Viewers will enjoy the great attention to period detail and history in Garrow's Law, based on real-life barrister William Garrow.
John Nettles is wonderful in Barnaby's last four cases in Midsomer Murders, Set 20.
BBC America's first original scripted series, Copper, is off to a great, atmospheric start.
To celebrate America's bicentennial in 1976, these three hokey at times, but still entertaining television miniseries dramatize the first three books in John Jakes's popular Kent Family Chronicles.
A rollicking read, full of laughs and lots of fun for readers who can spot the literary in-jokes.
Casting the Runes is an entertaining, spooky story. If this is the viewer's first encounter with the work of M.R. James, they will be sure to want to check out the author's classic ghost stories as well.
A nice introduction to Rothko's work, and fans of abstract painting will undoubtedly want to visit the Chapel.
Skios is a fun summer read, but may leave one wishing for more than just a few good jokes and great pacing.
Not your typical police procedural, Murdoch Mysteries is a clever twist on CSI-style shows, set in Victorian Canada and starring Yannick Bisson as the brilliant and innovative Detective Murdoch.
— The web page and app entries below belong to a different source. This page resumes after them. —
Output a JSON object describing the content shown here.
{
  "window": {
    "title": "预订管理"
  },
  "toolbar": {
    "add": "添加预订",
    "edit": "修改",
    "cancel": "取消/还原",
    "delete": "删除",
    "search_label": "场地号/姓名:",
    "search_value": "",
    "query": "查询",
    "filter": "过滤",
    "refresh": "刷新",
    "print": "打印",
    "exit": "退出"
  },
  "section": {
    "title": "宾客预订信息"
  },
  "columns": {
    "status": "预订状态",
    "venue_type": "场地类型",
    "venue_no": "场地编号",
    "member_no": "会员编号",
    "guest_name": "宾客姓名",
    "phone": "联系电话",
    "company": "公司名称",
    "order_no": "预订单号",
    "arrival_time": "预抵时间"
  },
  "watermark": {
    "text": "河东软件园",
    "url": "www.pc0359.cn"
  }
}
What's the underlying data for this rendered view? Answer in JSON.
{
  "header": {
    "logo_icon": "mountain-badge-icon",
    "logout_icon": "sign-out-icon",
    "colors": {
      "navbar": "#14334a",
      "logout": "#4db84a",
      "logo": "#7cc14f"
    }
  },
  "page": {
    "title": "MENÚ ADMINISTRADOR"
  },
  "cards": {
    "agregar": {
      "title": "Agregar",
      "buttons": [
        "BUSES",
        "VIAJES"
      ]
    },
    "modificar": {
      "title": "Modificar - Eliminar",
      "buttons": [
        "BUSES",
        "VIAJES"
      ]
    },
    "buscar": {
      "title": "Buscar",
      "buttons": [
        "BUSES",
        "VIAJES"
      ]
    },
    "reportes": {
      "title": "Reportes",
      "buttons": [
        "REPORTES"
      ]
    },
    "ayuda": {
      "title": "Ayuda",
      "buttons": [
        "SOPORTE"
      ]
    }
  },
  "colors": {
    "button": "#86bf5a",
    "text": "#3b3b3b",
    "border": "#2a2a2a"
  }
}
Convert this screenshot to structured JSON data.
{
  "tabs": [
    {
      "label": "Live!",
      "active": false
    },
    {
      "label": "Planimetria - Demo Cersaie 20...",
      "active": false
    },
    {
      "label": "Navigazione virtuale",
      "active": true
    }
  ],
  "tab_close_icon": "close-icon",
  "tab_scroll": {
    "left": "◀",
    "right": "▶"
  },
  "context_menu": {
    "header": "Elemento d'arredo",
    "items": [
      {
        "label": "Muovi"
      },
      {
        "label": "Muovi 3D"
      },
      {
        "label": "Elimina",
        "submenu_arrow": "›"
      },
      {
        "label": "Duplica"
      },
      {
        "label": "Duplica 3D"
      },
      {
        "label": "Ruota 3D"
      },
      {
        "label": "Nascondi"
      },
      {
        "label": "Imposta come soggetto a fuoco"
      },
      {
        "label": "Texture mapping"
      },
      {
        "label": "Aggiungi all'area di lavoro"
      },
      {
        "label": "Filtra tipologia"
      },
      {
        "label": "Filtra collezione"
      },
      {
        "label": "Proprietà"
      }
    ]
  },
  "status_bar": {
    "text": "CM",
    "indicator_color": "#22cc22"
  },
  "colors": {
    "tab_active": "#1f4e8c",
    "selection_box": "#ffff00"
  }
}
Although the reader knows in general how the story of the Central Park Five will come out, author Sarah Burns still tells a compelling, suspenseful story.